President Vladimir Putin's surprise announcement to cancel the South Stream project came as a shock not only to Europe, but investors politicians in effected countries as well. Meanwhile, Turkey may present an opportunity for Russia to bypass Ukraine and Belarus while still reaching the European market, but certain concessions may be necessary to entice Ankara. The snap decision has not preceded concrete deals and leaves room for reversing plans yet again.
After a back and forth battle between the European Commission and Russia over plans to build a gas pipeline in Europe’s southern corridor, Russian President Vladimir Putin finally announced Russia’s concession on the South Stream project because of disagreements over the EU’s Third Energy Package, which mandates that the same company may not have control over extraction, exportation, and sale of energy resources. However, a new plan has emerged. Almost immediately after canceling the South Stream project, President Putin traveled to Ankara to discuss building a pipeline through Turkey to its border with Greece. Russia’s new strategy is to allow Turkey to act as the trading platform for gas entering member states of the EU.
Same Deal, New Face?
Although it may seem that this new strategy is a concession on Russia’s part, the EU may not be much better off under this deal than it was with the South Stream. Russia will lose very little because it will be able to salvage much of the pipeline that was already constructed for South Stream, while European investors will have nothing to salvage and ultimately lose their investments. The biggest threat may be to the success of the EU’s own southern corridor project, which aims to merge and create pipelines from Azerbaijan to Italy. Russian initiatives with Turkey, if realized, could crowd regional competitors out of the market.

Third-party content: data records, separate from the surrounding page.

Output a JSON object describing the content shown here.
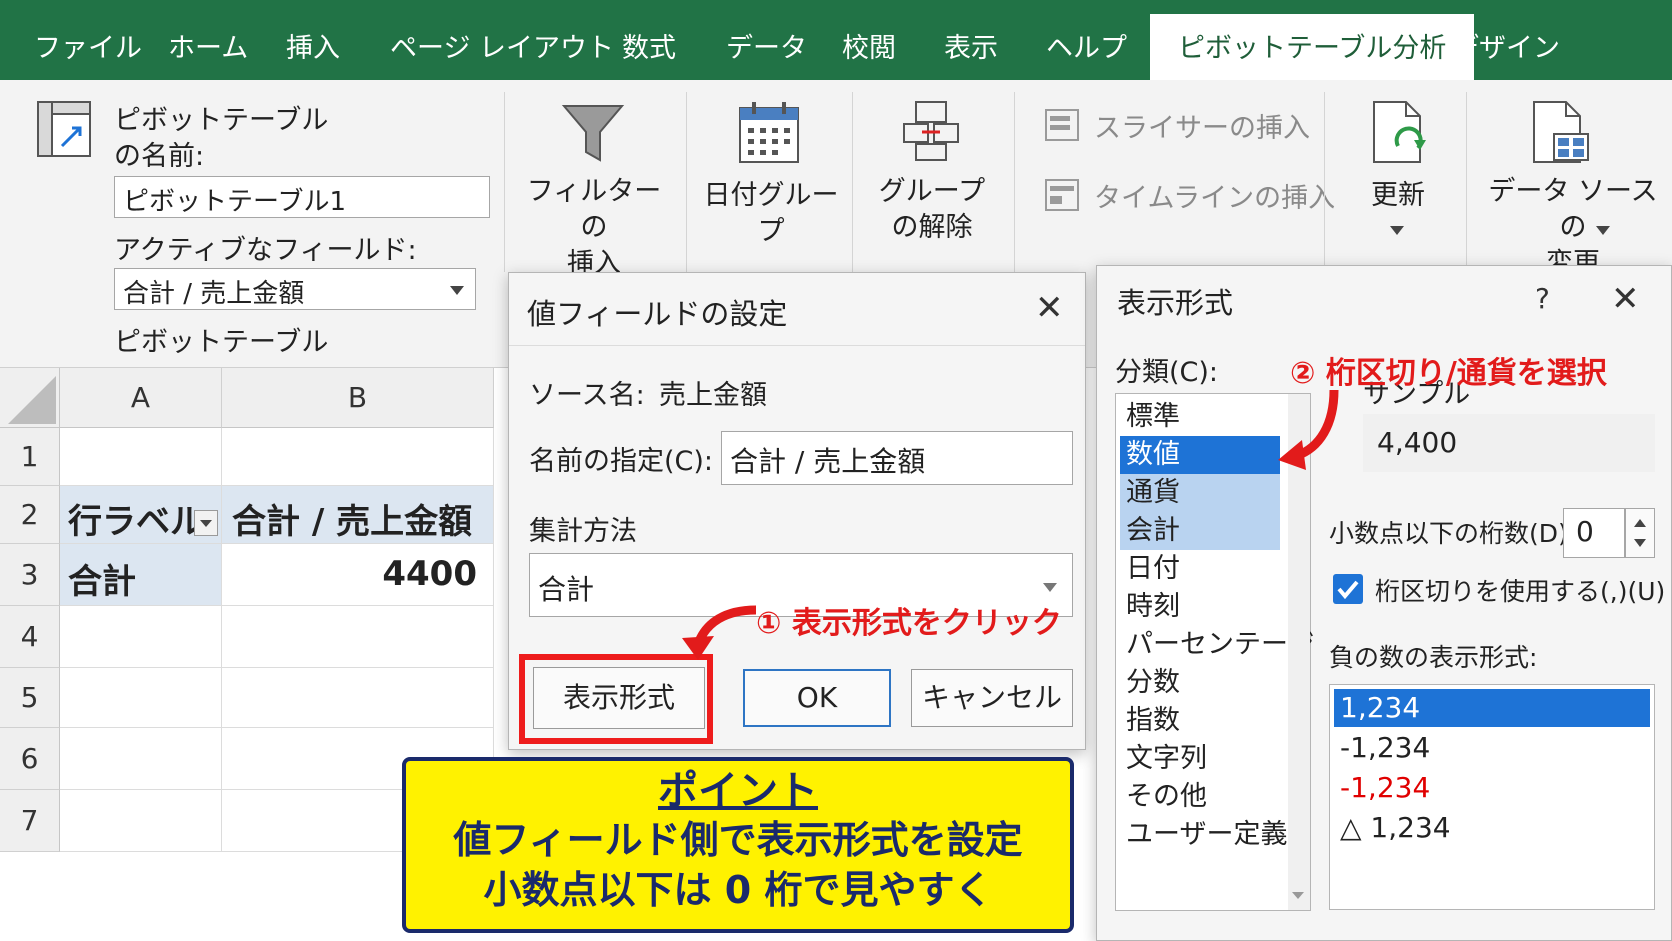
{
  "tabs": [
    "ファイル",
    "ホーム",
    "挿入",
    "ページ レイアウト",
    "数式",
    "データ",
    "校閲",
    "表示",
    "ヘルプ",
    "ピボットテーブル分析",
    "デザイン"
  ],
  "ribbon": {
    "pt_name_label_1": "ピボットテーブル",
    "pt_name_label_2": "の名前:",
    "pt_name_value": "ピボットテーブル1",
    "active_field_label": "アクティブなフィールド:",
    "active_field_value": "合計 / 売上金額",
    "group_label": "ピボットテーブル",
    "filter_1": "フィルターの",
    "filter_2": "挿入",
    "date_group": "日付グループ",
    "ungroup_1": "グループ",
    "ungroup_2": "の解除",
    "slicer": "スライサーの挿入",
    "timeline": "タイムラインの挿入",
    "refresh": "更新",
    "datasource_1": "データ ソースの",
    "datasource_2": "変更"
  },
  "sheet": {
    "columns": [
      "A",
      "B"
    ],
    "rows": [
      "1",
      "2",
      "3",
      "4",
      "5",
      "6",
      "7"
    ],
    "row_label_header": "行ラベル",
    "sum_header": "合計 / 売上金額",
    "total_label": "合計",
    "total_value": "4400"
  },
  "value_field_dialog": {
    "title": "値フィールドの設定",
    "source_label": "ソース名:",
    "source_value": "売上金額",
    "name_label": "名前の指定(C):",
    "name_value": "合計 / 売上金額",
    "agg_label": "集計方法",
    "agg_value": "合計",
    "format_button": "表示形式",
    "ok_button": "OK",
    "cancel_button": "キャンセル"
  },
  "format_dialog": {
    "title": "表示形式",
    "help": "?",
    "category_label": "分類(C):",
    "categories": [
      "標準",
      "数値",
      "通貨",
      "会計",
      "日付",
      "時刻",
      "パーセンテージ",
      "分数",
      "指数",
      "文字列",
      "その他",
      "ユーザー定義"
    ],
    "selected_category": "数値",
    "sample_label": "サンプル",
    "sample_value": "4,400",
    "decimals_label": "小数点以下の桁数(D):",
    "decimals_value": "0",
    "separator_label": "桁区切りを使用する(,)(U)",
    "separator_checked": true,
    "negative_label": "負の数の表示形式:",
    "negative_formats": [
      "1,234",
      "-1,234",
      "-1,234",
      "△ 1,234"
    ]
  },
  "annotations": {
    "step1": "① 表示形式をクリック",
    "step2": "② 桁区切り/通貨を選択",
    "point_title": "ポイント",
    "point_line1": "値フィールド側で表示形式を設定",
    "point_line2": "小数点以下は 0 桁で見やすく"
  },
  "colors": {
    "excel_green": "#217346",
    "selection_blue": "#1e73d6",
    "annotation_red": "#e21b1b",
    "point_yellow": "#fff200",
    "point_navy": "#1a2a6b"
  }
}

Even though Russia’s Gazprom has been blocked from controlling distribution and sale on European soil, the gas being consumed will still be Russian, which does nothing to solve the EU’s energy diversification goals. The involvement of Turkish companies in the distribution and sale of gas may, however, provide the EU with some influence over prices.
Despite Brussels’ resolve to diversify energy suppliers, southern European states seem to place less of a priority on where the gas comes from. Hungary even passed legislation that allowed companies to begin construction on South Stream in violation of the EU’s Third Energy Package.
Turkey as the Middle Man
Turkey has found itself in the center of the Europe and Russia’s energy dispute. Turkey has huge economic ties in the EU. With the EU as Turkey’s largest import and export partner, it has obvious reasons to back the EU’s agenda, which currently aims at upholding sanctions against Russia. It is also a candidate for EU membership. However, it occupies a strategic location between the energy consumers of Europe and the energy suppliers of Russia and the Middle East, and has now been presented with the opportunity to capitalize on its position. In any case, the deal is still in fledgling stages, with no official plans being made.
If the deal is to succeed, Turkey must be assured profits. Although Turkey has made numerous energy deals with Russia in the past, it has not been allowed to resell gas products, which limits profitability. Russian gas is also expensive alternative for Turkey compared to other gas sources in the Middle East. In 2011, Turkey refused to renew natural gas contracts with Russia because prices had risen too far. Russia may need to consider discounts to Turkish consumers to attract consumption there.
Many question the seriousness of the proposed deal between Turkey and Russia. President Putin’s cancelation of South Stream came as a surprise to most, and the European states involved in the project had not been officially informed. One of the more popular explanations for Putin’s new strategy suggests that the cancelation is a bluff aimed at causing southern European states to pressure Brussels into complying with South Stream. Official communication with the European states involved in South Stream and further negotiations with Turkish officials would indicate the legitimacy of Putin’s supposed deal with Turkey.